==== Available data ====

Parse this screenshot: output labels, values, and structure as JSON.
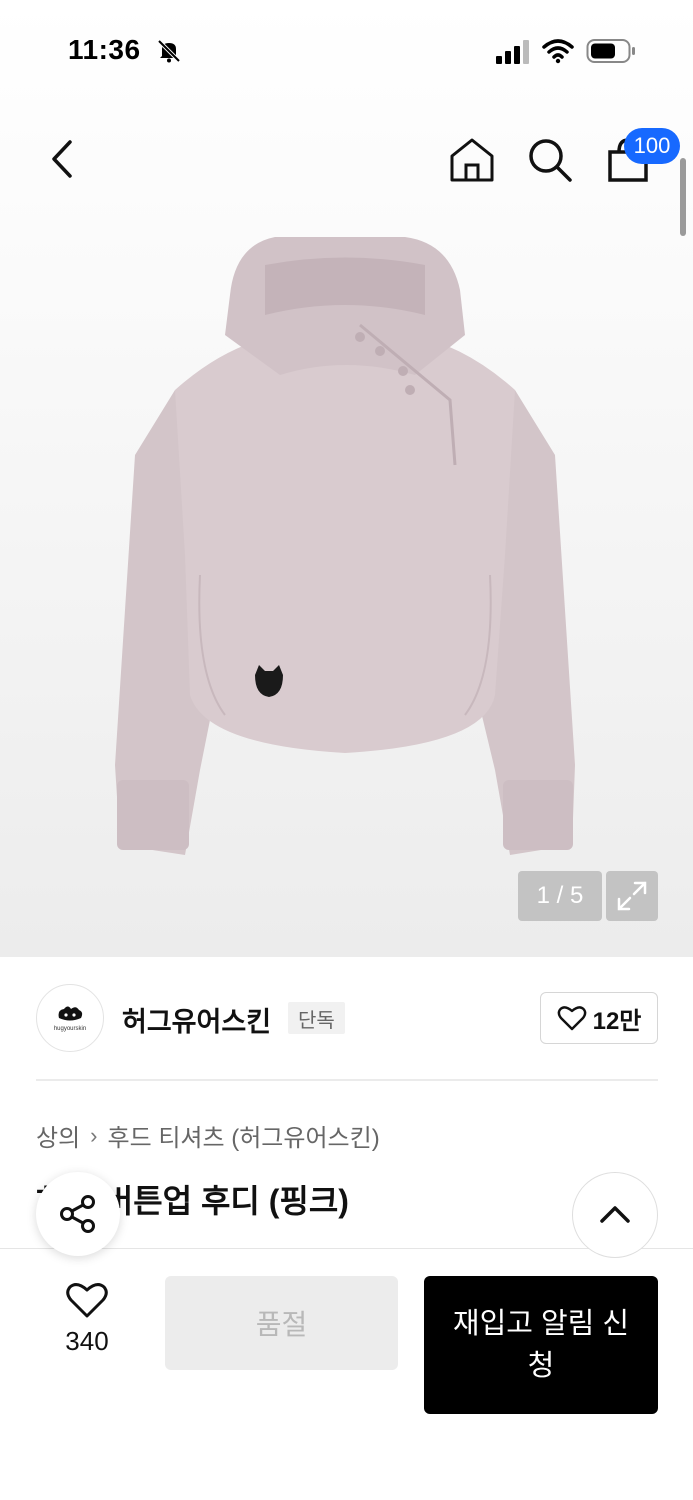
{
  "status_bar": {
    "time": "11:36",
    "icons": [
      "bell-off-icon",
      "cellular-signal-icon",
      "wifi-icon",
      "battery-icon"
    ]
  },
  "header": {
    "icons": [
      "back-arrow-icon",
      "home-icon",
      "search-icon",
      "shopping-bag-icon"
    ],
    "cart_count": "100"
  },
  "gallery": {
    "counter": "1 / 5",
    "expand_icon": "expand-arrows-icon",
    "product_color": "#d7c9cd"
  },
  "brand": {
    "name": "허그유어스킨",
    "logo_text": "hugyourskin",
    "exclusive_tag": "단독",
    "like_count": "12만"
  },
  "breadcrumb": {
    "category": "상의",
    "subcategory": "후드 티셔츠 (허그유어스킨)"
  },
  "product": {
    "title": "허그 버튼업 후디 (핑크)"
  },
  "floating": {
    "share_icon": "share-icon",
    "top_icon": "chevron-up-icon"
  },
  "bottom_bar": {
    "wish_count": "340",
    "soldout_label": "품절",
    "restock_label": "재입고 알림 신청"
  },
  "colors": {
    "accent_blue": "#1769ff",
    "black": "#000000",
    "disabled_bg": "#ececec"
  }
}
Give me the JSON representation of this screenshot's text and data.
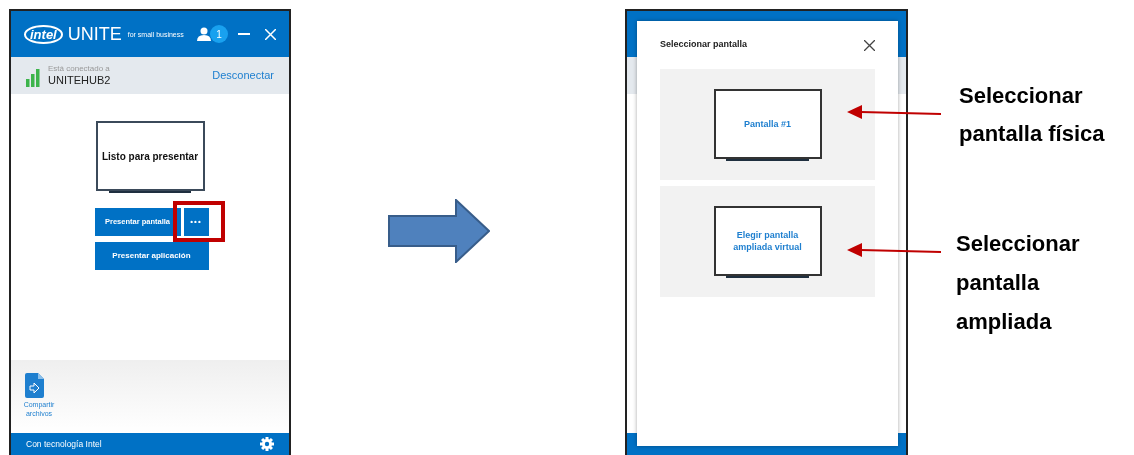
{
  "left_window": {
    "logo": "intel",
    "app_name": "UNITE",
    "tagline": "for small business",
    "user_count": "1",
    "connection": {
      "label": "Está conectado a",
      "hub": "UNITEHUB2",
      "action": "Desconectar"
    },
    "preview": "Listo para presentar",
    "present_buttons": [
      {
        "label": "Presentar pantalla",
        "callout": false
      },
      {
        "label": "•••",
        "callout": true
      },
      {
        "label": "Presentar aplicación",
        "callout": false
      }
    ],
    "share": {
      "label": "Compartir archivos"
    },
    "footer": "Con tecnología Intel"
  },
  "right_window": {
    "dialog": {
      "title": "Seleccionar pantalla",
      "options": [
        {
          "label": "Pantalla #1"
        },
        {
          "label": "Elegir pantalla ampliada virtual"
        }
      ]
    }
  },
  "annotations": [
    {
      "text": "Seleccionar pantalla física"
    },
    {
      "text": "Seleccionar pantalla ampliada"
    }
  ]
}
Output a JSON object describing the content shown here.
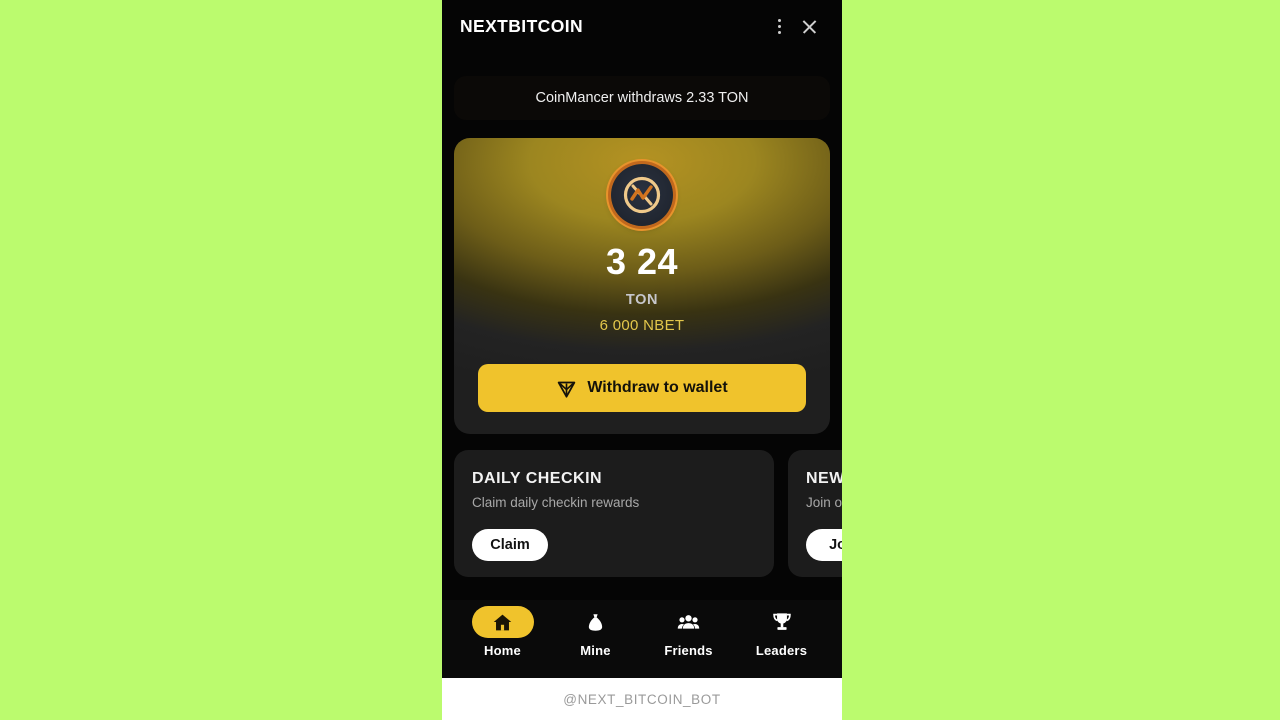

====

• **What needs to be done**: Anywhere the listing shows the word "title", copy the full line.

• **Answer area**:
    "title": "허그 버튼업 후디 (핑크)"
      "title": "Seleccionar pantalla",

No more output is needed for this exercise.